Volume 2018 (2018), Article ID 2320737, 8 pages
https://doi.org/10.1155/2018/2320737
Research Article

Arterial Stiffness Is Associated with Peripheral Sensory Neuropathy in Diabetes Patients in Ghana

1Department of Physiology, School of Biomedical & Allied Health Sciences, University of Ghana, Accra, Ghana
2Department of Medical Laboratory Sciences, School of Biomedical & Allied Health Sciences, University of Ghana, Accra, Ghana
3Department of Chemical Pathology, School of Biomedical & Allied Health Sciences, University of Ghana, Accra, Ghana
4Department of Medical Biochemistry, School of Biomedical & Allied Health Sciences, University of Ghana, Accra, Ghana

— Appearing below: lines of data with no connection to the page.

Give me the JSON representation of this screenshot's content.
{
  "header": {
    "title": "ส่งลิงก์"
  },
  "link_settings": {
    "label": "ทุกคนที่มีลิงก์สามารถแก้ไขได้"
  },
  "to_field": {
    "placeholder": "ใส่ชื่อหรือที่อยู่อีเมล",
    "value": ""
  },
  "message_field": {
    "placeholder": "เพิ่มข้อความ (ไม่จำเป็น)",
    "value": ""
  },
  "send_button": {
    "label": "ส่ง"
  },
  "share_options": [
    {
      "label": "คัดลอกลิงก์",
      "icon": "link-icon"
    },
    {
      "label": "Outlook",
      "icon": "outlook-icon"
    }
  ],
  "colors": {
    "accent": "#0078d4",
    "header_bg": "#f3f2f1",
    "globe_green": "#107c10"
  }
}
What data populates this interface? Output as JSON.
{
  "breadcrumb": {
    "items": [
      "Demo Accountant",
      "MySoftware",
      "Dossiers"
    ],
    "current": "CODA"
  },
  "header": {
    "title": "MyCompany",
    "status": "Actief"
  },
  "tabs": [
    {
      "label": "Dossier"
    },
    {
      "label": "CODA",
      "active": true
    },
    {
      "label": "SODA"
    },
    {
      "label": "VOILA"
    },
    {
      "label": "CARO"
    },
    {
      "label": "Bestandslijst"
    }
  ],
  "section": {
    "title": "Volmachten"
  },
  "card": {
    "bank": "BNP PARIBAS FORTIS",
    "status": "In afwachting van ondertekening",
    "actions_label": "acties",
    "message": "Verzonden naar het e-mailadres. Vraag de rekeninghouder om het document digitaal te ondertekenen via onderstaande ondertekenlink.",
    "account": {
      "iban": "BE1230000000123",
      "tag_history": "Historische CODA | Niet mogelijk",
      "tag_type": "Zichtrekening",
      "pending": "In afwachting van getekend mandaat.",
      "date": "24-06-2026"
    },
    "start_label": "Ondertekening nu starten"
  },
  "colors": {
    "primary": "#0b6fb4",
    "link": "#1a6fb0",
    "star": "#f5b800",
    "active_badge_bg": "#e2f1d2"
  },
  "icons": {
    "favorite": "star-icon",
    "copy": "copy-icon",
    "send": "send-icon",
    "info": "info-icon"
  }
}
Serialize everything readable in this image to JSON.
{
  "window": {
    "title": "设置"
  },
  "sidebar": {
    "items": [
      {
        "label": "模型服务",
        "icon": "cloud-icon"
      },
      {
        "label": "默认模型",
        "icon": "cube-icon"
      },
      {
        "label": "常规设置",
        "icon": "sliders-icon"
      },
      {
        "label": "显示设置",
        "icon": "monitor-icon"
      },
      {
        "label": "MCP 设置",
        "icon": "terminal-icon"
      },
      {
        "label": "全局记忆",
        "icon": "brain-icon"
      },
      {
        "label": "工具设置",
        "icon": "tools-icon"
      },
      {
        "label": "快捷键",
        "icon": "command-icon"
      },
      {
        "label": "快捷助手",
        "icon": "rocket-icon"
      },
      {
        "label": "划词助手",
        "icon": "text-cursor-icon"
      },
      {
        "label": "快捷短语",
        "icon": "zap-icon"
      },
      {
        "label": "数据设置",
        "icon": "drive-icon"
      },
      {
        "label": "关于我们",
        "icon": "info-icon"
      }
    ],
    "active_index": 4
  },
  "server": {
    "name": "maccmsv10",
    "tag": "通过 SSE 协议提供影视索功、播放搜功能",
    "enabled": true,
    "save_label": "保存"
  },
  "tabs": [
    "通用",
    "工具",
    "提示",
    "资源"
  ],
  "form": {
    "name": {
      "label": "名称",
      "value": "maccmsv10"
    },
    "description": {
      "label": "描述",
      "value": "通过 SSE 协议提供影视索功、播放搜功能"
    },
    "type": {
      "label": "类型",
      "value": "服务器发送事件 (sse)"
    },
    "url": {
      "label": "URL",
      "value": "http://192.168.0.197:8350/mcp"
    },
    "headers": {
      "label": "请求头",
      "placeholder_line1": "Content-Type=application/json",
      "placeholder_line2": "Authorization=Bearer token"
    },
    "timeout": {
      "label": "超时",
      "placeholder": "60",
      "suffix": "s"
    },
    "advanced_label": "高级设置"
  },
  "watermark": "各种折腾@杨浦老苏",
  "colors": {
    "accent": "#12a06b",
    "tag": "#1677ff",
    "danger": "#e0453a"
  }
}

Correspondence should be addressed to Kwame Yeboah; moc.liamg@yknivlem

Received 24 July 2017; Revised 30 November 2017; Accepted 12 December 2017; Published 31 January 2018

Academic Editor: Laurent Crenier

Copyright © 2018 Kwame Yeboah et al. This is an open access article distributed under the Creative Commons Attribution License, which permits unrestricted use, distribution, and reproduction in any medium, provided the original work is properly cited.

Abstract

Objective. Peripheral sensory neuropathy (PSN) is among microvascular complications of diabetes that make patients prone to ulceration and amputation. Arterial stiffness is a predictor of cardiovascular diseases and microvascular complications associated with diabetes. We investigated the association between PSN and arterial stiffness, measured as aortic pulse wave velocity (PWVao) and cardio-ankle vascular index (CAVI). Method. In a case-control design, arterial stiffness was measured in 240 diabetes patients and 110 nondiabetic control. Large-fibre nerve function was assessed by vibration perception threshold (VPT) using a neurothesiometer. PSN was defined as the VPT > 97.5th percentile from age- and gender-adjusted models in nondiabetic controls. Results. The overall prevalence of PSN was 16.6% in the entire study participants. Compared to non-PSN participants, PSN patients had higher levels of PWVao (9.5 ± 1.7 versus 8.7 ± 1.2 m/s, ) and CAVI (8.4 ± 1.3 versus 7.6 ± 1.1, ). In multiple regression models, VPT was associated with PWVao (, ) and CAVI (, ). PSN patients had increased odds of CAVI (OR = 1.51 (1.02–2.4), ), but not PWVao (OR = 1.25 (0.91–1.71), ). Conclusion. PWVao and CAVI were associated with VPT and PSN in diabetes patients in Ghana. Patients having PSN have increased odds of CAVI, independent of other conventional risk factors.